Assistant Secretary of Defense for Health Affairs Dr. Lester Martinez-López kicked off the 2023 Military Health System Research Symposium with a keynote speech on the morning of August 14, delivering powerful words to the more than 4,000 people attending the event. Weaving his heartfelt sentiments into an overall call for action, Martinez put the ...

Article Around MHS
Jul 13, 2023

Entomologist Augments Warfighter Research Across Indo Pacific Region

U.S. Navy Lt. Thomas McGlynn, a medical entomologist at the Navy Entomology Center of Excellence, poses for a photo with Malaysian commissioned and noncommissioned officers, Malaysian public health officials, and researchers from the University of Malaysia Sabah during their training in Johor Bahru, Malaysia on Feb. 9. (Photo: U.S. Navy Lt. Nicholas Johnston)

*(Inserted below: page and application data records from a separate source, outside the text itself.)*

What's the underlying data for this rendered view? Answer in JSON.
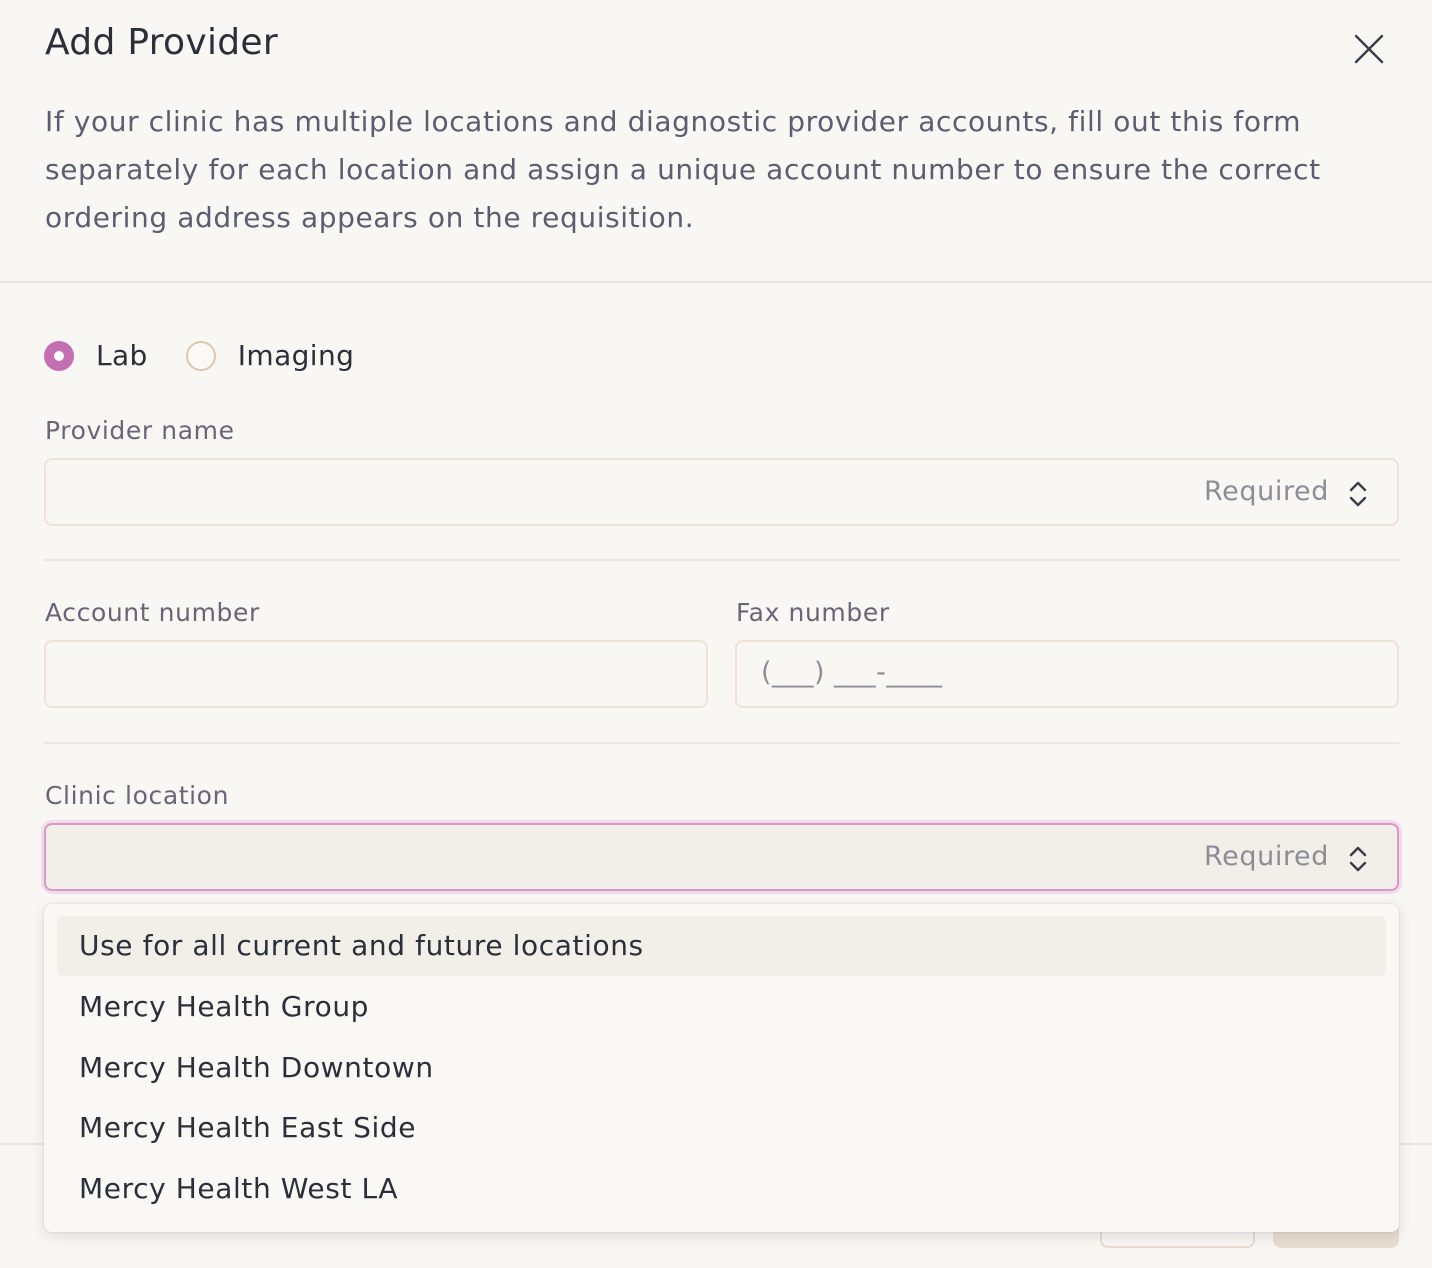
{
  "modal": {
    "title": "Add Provider",
    "description": "If your clinic has multiple locations and diagnostic provider accounts, fill out this form separately for each location and assign a unique account number to ensure the correct ordering address appears on the requisition.",
    "close_icon": "close-icon"
  },
  "provider_type": {
    "options": [
      {
        "label": "Lab",
        "selected": true
      },
      {
        "label": "Imaging",
        "selected": false
      }
    ]
  },
  "fields": {
    "provider_name": {
      "label": "Provider name",
      "placeholder": "Required"
    },
    "account_number": {
      "label": "Account number",
      "value": ""
    },
    "fax_number": {
      "label": "Fax number",
      "mask": "(___) ___-____"
    },
    "clinic_location": {
      "label": "Clinic location",
      "placeholder": "Required"
    }
  },
  "clinic_location_dropdown": {
    "options": [
      "Use for all current and future locations",
      "Mercy Health Group",
      "Mercy Health Downtown",
      "Mercy Health East Side",
      "Mercy Health West LA"
    ],
    "highlighted_index": 0
  },
  "colors": {
    "accent": "#c36fb2",
    "background": "#f9f7f4",
    "border": "#efe2d6"
  }
}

Naval Medical Research Unit 2 was established during World War II in Guam to conduct applied research in support of force health protection and has operated intermittently since 1955. Currently, NAMRU-2 is located in Singapore and acts as the center of a hub-and-spoke research model in multiple southeastern Asian countries such as Vietnam, Thailand, ...

Article Around MHS
Jul 7, 2023

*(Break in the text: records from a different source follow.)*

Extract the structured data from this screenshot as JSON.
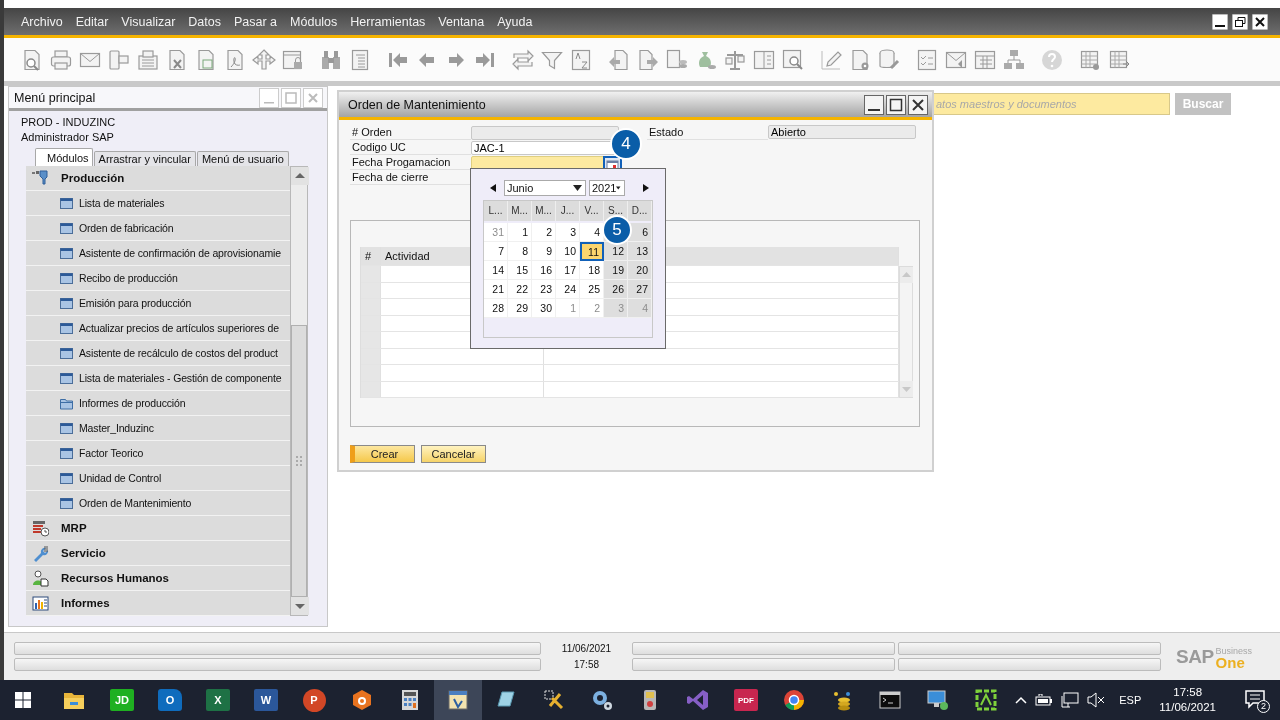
{
  "menu_bar": {
    "items": [
      "Archivo",
      "Editar",
      "Visualizar",
      "Datos",
      "Pasar a",
      "Módulos",
      "Herramientas",
      "Ventana",
      "Ayuda"
    ]
  },
  "search": {
    "placeholder": "atos maestros y documentos",
    "button": "Buscar"
  },
  "main_menu": {
    "title": "Menú principal",
    "company": "PROD - INDUZINC",
    "user": "Administrador SAP",
    "tabs": [
      {
        "label": "Módulos",
        "selected": true
      },
      {
        "label": "Arrastrar y vincular",
        "selected": false
      },
      {
        "label": "Menú de usuario",
        "selected": false
      }
    ],
    "modules": [
      {
        "label": "Producción",
        "children": [
          {
            "label": "Lista de materiales",
            "kind": "form"
          },
          {
            "label": "Orden de fabricación",
            "kind": "form"
          },
          {
            "label": "Asistente de confirmación de aprovisionamie",
            "kind": "form"
          },
          {
            "label": "Recibo de producción",
            "kind": "form"
          },
          {
            "label": "Emisión para producción",
            "kind": "form"
          },
          {
            "label": "Actualizar precios de artículos superiores de",
            "kind": "form"
          },
          {
            "label": "Asistente de recálculo de costos del product",
            "kind": "form"
          },
          {
            "label": "Lista de materiales - Gestión de componente",
            "kind": "form"
          },
          {
            "label": "Informes de producción",
            "kind": "folder"
          },
          {
            "label": "Master_Induzinc",
            "kind": "form"
          },
          {
            "label": "Factor Teorico",
            "kind": "form"
          },
          {
            "label": "Unidad de Control",
            "kind": "form"
          },
          {
            "label": "Orden de Mantenimiento",
            "kind": "form"
          }
        ]
      },
      {
        "label": "MRP"
      },
      {
        "label": "Servicio"
      },
      {
        "label": "Recursos Humanos"
      },
      {
        "label": "Informes"
      }
    ]
  },
  "dialog": {
    "title": "Orden de Mantenimiento",
    "fields": [
      {
        "label": "# Orden",
        "kind": "readonly"
      },
      {
        "label": "Codigo UC",
        "kind": "text",
        "value": "JAC-1"
      },
      {
        "label": "Fecha Progamacion",
        "kind": "date"
      },
      {
        "label": "Fecha de cierre"
      }
    ],
    "side_fields": [
      {
        "label": "Estado",
        "kind": "readonly",
        "value": "Abierto"
      }
    ],
    "table": {
      "columns": [
        "#",
        "Actividad"
      ]
    },
    "buttons": [
      {
        "label": "Crear",
        "kind": "primary"
      },
      {
        "label": "Cancelar",
        "kind": "normal"
      }
    ]
  },
  "calendar": {
    "month": "Junio",
    "year": "2021",
    "weekdays": [
      "L...",
      "M...",
      "M...",
      "J...",
      "V...",
      "S...",
      "D..."
    ],
    "weeks": [
      [
        {
          "day": "31",
          "outside": true,
          "selected": false
        },
        {
          "day": "1",
          "outside": false,
          "selected": false
        },
        {
          "day": "2",
          "outside": false,
          "selected": false
        },
        {
          "day": "3",
          "outside": false,
          "selected": false
        },
        {
          "day": "4",
          "outside": false,
          "selected": false
        },
        {
          "callout": "5"
        },
        {
          "day": "6",
          "outside": false,
          "selected": false
        }
      ],
      [
        {
          "day": "7",
          "outside": false,
          "selected": false
        },
        {
          "day": "8",
          "outside": false,
          "selected": false
        },
        {
          "day": "9",
          "outside": false,
          "selected": false
        },
        {
          "day": "10",
          "outside": false,
          "selected": false
        },
        {
          "day": "11",
          "outside": false,
          "selected": true
        },
        {
          "day": "12",
          "outside": false,
          "selected": false
        },
        {
          "day": "13",
          "outside": false,
          "selected": false
        }
      ],
      [
        {
          "day": "14",
          "outside": false,
          "selected": false
        },
        {
          "day": "15",
          "outside": false,
          "selected": false
        },
        {
          "day": "16",
          "outside": false,
          "selected": false
        },
        {
          "day": "17",
          "outside": false,
          "selected": false
        },
        {
          "day": "18",
          "outside": false,
          "selected": false
        },
        {
          "day": "19",
          "outside": false,
          "selected": false
        },
        {
          "day": "20",
          "outside": false,
          "selected": false
        }
      ],
      [
        {
          "day": "21",
          "outside": false,
          "selected": false
        },
        {
          "day": "22",
          "outside": false,
          "selected": false
        },
        {
          "day": "23",
          "outside": false,
          "selected": false
        },
        {
          "day": "24",
          "outside": false,
          "selected": false
        },
        {
          "day": "25",
          "outside": false,
          "selected": false
        },
        {
          "day": "26",
          "outside": false,
          "selected": false
        },
        {
          "day": "27",
          "outside": false,
          "selected": false
        }
      ],
      [
        {
          "day": "28",
          "outside": false,
          "selected": false
        },
        {
          "day": "29",
          "outside": false,
          "selected": false
        },
        {
          "day": "30",
          "outside": false,
          "selected": false
        },
        {
          "day": "1",
          "outside": true,
          "selected": false
        },
        {
          "day": "2",
          "outside": true,
          "selected": false
        },
        {
          "day": "3",
          "outside": true,
          "selected": false
        },
        {
          "day": "4",
          "outside": true,
          "selected": false
        }
      ]
    ]
  },
  "callouts": [
    "4"
  ],
  "status_bar": {
    "date": "11/06/2021",
    "time": "17:58",
    "logo": {
      "name": "SAP",
      "line1": "Business",
      "line2": "One"
    }
  },
  "taskbar": {
    "apps": [
      {
        "kind": "folder",
        "active": false
      },
      {
        "kind": "tile",
        "glyph": "JD",
        "color": "#1fb021",
        "active": false
      },
      {
        "kind": "mail",
        "glyph": "O",
        "color": "#0f6cbd",
        "active": false
      },
      {
        "kind": "tile",
        "glyph": "X",
        "color": "#1e7145",
        "active": false
      },
      {
        "kind": "tile",
        "glyph": "W",
        "color": "#2b579a",
        "active": false
      },
      {
        "kind": "round",
        "glyph": "P",
        "color": "#d24726",
        "active": false
      },
      {
        "kind": "hex",
        "color": "#e8731f",
        "active": false
      },
      {
        "kind": "calculator",
        "active": false
      },
      {
        "kind": "window",
        "active": true
      },
      {
        "kind": "glass",
        "active": false
      },
      {
        "kind": "tools",
        "active": false
      },
      {
        "kind": "gear",
        "active": false
      },
      {
        "kind": "phone",
        "active": false
      },
      {
        "kind": "ribbon",
        "color": "#865fc5",
        "active": false
      },
      {
        "kind": "tile",
        "glyph": "PDF",
        "color": "#c8264f",
        "active": false
      },
      {
        "kind": "chrome",
        "active": false
      },
      {
        "kind": "stack",
        "active": false
      },
      {
        "kind": "terminal",
        "active": false
      },
      {
        "kind": "monitor",
        "active": false
      },
      {
        "kind": "frame",
        "color": "#7fd13b",
        "active": false
      }
    ],
    "language": "ESP",
    "time": "17:58",
    "date": "11/06/2021",
    "notifications": "2"
  }
}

Fate Brings Accident Victim to Brooke Amy Medical Center for Groundbreaking Procedure

Madisyn Cardenas, center, is pictured with her family after a graduation ceremony for her sister Larissa Sanchez at Texas A&M University in Kingsville, Texas, on May 12. From left, dad Stephen Cardenas, brother Stevie Cardenas, sister Larissa Sanchez, Madisyn Cardenas, mother Jennifer Cardenas, sister Natalie Villarreal. Cardenas was severely injured in a roadside accident on Oct. 5, 2022 and brought to Brooke Army Medical Center for a groundbreaking procedure. (Photo Courtesy Department of Defense)

After being struck by a car, Madisyn Cardenas had a torn aorta, broken hip, pinky finger, pelvis, and clavicle; lacerated tongue; separated abdomen; kidney lacerations; colon tear; brain hematoma; and multiple cuts, bruises, and puncture wounds. “The scariest of all was a tear in my aorta that went undetected until my arrival at Brooke Army Medical ...

Refine your search
Last Updated: July 11, 2023
Follow us on Instagram Follow us on LinkedIn Follow us on Facebook Follow us on Twitter Follow us on YouTube Sign up on GovDelivery